Segment Open
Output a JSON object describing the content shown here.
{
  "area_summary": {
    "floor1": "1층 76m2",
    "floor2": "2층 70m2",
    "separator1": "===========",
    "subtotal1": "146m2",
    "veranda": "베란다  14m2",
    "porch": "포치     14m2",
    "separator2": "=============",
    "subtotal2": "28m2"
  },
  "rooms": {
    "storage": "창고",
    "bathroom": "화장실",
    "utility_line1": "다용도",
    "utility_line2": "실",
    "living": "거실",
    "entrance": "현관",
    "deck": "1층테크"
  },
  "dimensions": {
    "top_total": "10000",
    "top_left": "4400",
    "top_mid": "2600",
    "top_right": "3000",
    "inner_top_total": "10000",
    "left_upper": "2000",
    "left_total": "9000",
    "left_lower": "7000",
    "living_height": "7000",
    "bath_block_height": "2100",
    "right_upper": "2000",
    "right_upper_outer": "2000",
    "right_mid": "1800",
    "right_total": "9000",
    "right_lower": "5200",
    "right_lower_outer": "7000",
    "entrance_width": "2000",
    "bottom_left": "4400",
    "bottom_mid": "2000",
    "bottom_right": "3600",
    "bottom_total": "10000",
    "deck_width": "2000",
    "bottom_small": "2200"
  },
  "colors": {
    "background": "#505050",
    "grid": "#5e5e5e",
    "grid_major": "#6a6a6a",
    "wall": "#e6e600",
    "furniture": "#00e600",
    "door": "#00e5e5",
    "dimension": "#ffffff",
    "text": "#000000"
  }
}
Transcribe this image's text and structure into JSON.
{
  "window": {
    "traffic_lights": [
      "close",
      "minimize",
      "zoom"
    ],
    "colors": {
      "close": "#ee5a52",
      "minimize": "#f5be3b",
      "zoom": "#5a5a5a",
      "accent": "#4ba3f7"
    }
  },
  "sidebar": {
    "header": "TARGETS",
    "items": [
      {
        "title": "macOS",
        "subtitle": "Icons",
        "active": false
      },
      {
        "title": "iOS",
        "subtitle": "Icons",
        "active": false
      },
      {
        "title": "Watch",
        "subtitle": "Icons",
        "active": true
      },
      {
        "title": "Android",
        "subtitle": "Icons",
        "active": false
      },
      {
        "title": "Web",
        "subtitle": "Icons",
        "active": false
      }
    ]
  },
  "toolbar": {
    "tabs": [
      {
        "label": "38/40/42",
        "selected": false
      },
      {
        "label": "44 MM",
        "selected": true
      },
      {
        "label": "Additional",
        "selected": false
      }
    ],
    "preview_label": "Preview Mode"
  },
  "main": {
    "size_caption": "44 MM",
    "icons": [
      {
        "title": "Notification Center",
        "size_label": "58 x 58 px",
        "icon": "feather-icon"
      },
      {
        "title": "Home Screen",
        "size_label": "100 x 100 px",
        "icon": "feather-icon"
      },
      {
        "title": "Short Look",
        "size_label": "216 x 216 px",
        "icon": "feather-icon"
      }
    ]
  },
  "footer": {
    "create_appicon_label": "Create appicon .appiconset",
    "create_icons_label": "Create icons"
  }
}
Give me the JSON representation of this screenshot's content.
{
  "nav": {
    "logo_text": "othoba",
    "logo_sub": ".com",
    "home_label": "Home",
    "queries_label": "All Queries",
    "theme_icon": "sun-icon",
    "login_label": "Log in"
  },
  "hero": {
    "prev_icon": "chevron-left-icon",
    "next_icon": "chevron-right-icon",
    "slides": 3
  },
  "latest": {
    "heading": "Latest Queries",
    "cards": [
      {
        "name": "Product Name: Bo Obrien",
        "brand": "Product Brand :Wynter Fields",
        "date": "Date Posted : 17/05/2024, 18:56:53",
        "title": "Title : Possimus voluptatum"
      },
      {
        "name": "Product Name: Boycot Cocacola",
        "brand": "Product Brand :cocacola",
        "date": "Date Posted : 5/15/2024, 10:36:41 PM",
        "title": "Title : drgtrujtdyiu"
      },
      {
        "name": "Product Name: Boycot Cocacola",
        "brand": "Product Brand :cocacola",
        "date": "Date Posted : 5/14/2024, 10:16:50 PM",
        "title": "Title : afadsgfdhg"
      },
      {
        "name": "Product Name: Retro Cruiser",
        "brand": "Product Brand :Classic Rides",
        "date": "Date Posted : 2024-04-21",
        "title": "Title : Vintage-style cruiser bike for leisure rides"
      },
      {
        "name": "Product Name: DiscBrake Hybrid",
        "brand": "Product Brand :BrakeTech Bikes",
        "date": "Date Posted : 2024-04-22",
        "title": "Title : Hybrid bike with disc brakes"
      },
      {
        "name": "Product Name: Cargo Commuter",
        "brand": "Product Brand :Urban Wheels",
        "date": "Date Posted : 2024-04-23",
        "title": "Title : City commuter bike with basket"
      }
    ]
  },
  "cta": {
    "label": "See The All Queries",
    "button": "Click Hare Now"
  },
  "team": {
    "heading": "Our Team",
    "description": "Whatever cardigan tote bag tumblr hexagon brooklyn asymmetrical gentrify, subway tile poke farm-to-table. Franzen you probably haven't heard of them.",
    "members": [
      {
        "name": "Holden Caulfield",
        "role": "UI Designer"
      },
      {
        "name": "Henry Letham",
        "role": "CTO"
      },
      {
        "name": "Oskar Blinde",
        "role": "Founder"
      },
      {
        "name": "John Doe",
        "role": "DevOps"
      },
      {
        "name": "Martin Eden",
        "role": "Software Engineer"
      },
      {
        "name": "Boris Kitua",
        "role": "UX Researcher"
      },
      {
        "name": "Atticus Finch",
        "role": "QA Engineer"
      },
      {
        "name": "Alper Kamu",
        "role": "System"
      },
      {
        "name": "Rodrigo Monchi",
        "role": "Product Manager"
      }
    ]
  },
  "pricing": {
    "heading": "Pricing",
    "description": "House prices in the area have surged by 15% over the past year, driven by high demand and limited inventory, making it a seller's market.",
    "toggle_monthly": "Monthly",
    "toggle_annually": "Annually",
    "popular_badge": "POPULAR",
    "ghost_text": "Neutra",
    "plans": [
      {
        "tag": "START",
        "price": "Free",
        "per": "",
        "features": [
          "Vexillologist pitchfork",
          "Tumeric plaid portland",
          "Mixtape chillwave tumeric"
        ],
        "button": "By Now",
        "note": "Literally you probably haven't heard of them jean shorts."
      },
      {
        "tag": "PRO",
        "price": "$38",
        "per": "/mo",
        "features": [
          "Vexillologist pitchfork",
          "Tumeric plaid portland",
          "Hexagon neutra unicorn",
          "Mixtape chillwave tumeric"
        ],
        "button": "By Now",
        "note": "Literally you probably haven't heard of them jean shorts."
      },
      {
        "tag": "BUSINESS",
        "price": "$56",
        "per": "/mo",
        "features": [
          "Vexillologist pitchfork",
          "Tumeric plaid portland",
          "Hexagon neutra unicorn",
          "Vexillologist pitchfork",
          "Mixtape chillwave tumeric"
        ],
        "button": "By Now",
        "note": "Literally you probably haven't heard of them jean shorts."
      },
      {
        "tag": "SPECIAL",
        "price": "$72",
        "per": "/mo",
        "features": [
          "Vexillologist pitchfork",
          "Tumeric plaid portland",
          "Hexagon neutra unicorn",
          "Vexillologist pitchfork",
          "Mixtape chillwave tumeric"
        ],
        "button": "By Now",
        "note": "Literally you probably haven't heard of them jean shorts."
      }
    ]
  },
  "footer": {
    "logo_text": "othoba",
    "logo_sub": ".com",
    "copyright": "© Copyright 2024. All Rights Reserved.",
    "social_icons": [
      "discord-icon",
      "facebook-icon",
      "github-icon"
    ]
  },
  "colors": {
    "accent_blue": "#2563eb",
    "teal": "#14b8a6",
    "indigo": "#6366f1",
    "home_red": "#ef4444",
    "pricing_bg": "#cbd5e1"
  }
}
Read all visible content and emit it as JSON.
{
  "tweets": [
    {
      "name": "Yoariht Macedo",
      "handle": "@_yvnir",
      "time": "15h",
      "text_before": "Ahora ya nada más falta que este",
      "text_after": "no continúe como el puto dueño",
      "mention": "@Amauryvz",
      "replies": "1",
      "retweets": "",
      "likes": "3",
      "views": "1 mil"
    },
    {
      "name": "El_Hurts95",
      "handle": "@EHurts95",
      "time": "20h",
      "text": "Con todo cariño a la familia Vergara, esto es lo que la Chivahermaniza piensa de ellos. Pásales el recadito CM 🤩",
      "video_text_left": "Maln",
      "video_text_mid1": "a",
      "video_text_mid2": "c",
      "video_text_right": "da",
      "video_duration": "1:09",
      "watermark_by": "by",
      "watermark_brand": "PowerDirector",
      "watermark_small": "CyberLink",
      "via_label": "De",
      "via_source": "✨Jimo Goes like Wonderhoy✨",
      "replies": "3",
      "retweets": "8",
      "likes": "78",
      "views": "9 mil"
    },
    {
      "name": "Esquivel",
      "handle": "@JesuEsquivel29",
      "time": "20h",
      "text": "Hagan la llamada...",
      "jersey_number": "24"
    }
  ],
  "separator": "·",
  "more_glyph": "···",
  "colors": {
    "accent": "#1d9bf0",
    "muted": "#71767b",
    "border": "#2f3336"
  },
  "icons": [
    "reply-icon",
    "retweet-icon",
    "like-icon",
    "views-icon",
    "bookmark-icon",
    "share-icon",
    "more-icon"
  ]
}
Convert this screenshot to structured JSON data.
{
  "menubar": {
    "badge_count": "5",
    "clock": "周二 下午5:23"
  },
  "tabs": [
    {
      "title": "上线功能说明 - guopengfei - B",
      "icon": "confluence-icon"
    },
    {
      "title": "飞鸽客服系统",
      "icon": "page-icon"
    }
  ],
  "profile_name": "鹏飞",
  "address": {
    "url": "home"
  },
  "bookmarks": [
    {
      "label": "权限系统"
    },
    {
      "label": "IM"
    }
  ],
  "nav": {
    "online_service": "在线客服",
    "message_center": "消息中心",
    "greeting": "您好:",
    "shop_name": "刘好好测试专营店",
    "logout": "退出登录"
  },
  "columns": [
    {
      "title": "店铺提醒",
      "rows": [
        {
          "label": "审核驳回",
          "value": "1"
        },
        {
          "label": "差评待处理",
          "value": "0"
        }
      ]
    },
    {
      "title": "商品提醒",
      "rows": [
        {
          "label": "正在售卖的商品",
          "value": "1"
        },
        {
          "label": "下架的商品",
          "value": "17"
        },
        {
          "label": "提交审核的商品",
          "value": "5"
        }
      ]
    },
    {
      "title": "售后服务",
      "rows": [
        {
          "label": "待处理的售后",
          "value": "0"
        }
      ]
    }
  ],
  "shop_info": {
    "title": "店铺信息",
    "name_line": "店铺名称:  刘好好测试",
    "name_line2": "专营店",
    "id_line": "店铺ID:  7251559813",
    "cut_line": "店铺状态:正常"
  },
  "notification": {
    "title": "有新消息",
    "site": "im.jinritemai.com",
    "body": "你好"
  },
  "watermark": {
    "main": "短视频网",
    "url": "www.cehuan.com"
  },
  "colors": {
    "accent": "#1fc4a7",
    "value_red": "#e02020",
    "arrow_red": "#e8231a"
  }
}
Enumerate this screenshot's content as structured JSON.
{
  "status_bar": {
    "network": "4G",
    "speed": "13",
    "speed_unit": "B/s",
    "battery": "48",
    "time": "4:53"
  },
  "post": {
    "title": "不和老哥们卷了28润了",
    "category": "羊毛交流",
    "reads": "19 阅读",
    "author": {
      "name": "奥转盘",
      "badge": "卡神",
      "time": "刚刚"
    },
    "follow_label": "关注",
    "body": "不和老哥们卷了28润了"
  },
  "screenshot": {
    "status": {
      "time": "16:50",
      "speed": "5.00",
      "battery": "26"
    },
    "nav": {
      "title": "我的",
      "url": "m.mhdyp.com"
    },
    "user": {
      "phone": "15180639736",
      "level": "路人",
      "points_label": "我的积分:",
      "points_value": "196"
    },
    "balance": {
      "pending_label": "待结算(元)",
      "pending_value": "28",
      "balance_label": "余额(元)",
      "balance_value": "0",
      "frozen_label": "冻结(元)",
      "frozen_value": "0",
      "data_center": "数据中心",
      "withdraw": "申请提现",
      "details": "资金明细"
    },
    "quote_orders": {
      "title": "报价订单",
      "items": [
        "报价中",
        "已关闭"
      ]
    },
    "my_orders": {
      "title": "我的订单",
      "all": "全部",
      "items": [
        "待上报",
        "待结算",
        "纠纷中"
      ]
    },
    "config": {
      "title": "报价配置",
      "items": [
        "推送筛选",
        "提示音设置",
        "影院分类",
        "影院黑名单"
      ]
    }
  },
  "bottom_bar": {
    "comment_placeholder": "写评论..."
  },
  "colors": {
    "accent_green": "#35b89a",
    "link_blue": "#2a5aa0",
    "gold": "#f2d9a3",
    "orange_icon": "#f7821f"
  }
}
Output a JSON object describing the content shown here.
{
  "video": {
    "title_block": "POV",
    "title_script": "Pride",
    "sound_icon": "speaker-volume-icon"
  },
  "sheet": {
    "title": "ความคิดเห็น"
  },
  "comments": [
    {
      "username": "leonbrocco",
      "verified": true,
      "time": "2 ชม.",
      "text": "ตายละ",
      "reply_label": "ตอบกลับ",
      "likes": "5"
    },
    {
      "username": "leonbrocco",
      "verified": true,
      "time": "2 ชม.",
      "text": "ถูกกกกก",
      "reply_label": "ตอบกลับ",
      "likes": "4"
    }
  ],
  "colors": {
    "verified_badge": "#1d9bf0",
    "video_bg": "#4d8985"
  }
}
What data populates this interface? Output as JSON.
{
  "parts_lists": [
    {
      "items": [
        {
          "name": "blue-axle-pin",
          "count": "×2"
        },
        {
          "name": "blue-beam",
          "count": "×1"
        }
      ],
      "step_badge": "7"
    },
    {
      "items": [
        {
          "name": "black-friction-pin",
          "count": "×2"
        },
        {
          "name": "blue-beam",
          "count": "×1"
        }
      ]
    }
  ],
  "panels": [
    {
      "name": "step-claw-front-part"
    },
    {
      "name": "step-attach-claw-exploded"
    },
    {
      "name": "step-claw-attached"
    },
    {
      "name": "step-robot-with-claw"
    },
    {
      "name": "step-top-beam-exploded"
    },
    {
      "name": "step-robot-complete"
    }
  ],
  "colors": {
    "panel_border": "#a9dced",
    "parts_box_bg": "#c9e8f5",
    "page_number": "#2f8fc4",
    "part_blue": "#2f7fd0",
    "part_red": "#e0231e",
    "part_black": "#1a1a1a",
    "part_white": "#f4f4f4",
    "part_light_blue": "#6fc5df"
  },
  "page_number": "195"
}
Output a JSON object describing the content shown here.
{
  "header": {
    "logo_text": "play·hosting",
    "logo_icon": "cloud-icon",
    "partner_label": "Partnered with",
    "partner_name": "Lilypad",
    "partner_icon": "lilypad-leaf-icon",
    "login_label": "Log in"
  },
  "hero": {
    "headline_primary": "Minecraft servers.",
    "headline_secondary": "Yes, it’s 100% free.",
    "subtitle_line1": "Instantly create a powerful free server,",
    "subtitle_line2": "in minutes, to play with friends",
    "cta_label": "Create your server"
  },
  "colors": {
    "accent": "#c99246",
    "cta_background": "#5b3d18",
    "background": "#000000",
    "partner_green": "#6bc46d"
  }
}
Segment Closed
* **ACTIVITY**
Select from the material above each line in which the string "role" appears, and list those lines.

* **RESPONSE TO THIS TASK**
        "role": "UI Designer"
        "role": "CTO"
        "role": "Founder"
        "role": "DevOps"
        "role": "Software Engineer"
        "role": "UX Researcher"
        "role": "QA Engineer"
        "role": "System"
        "role": "Product Manager"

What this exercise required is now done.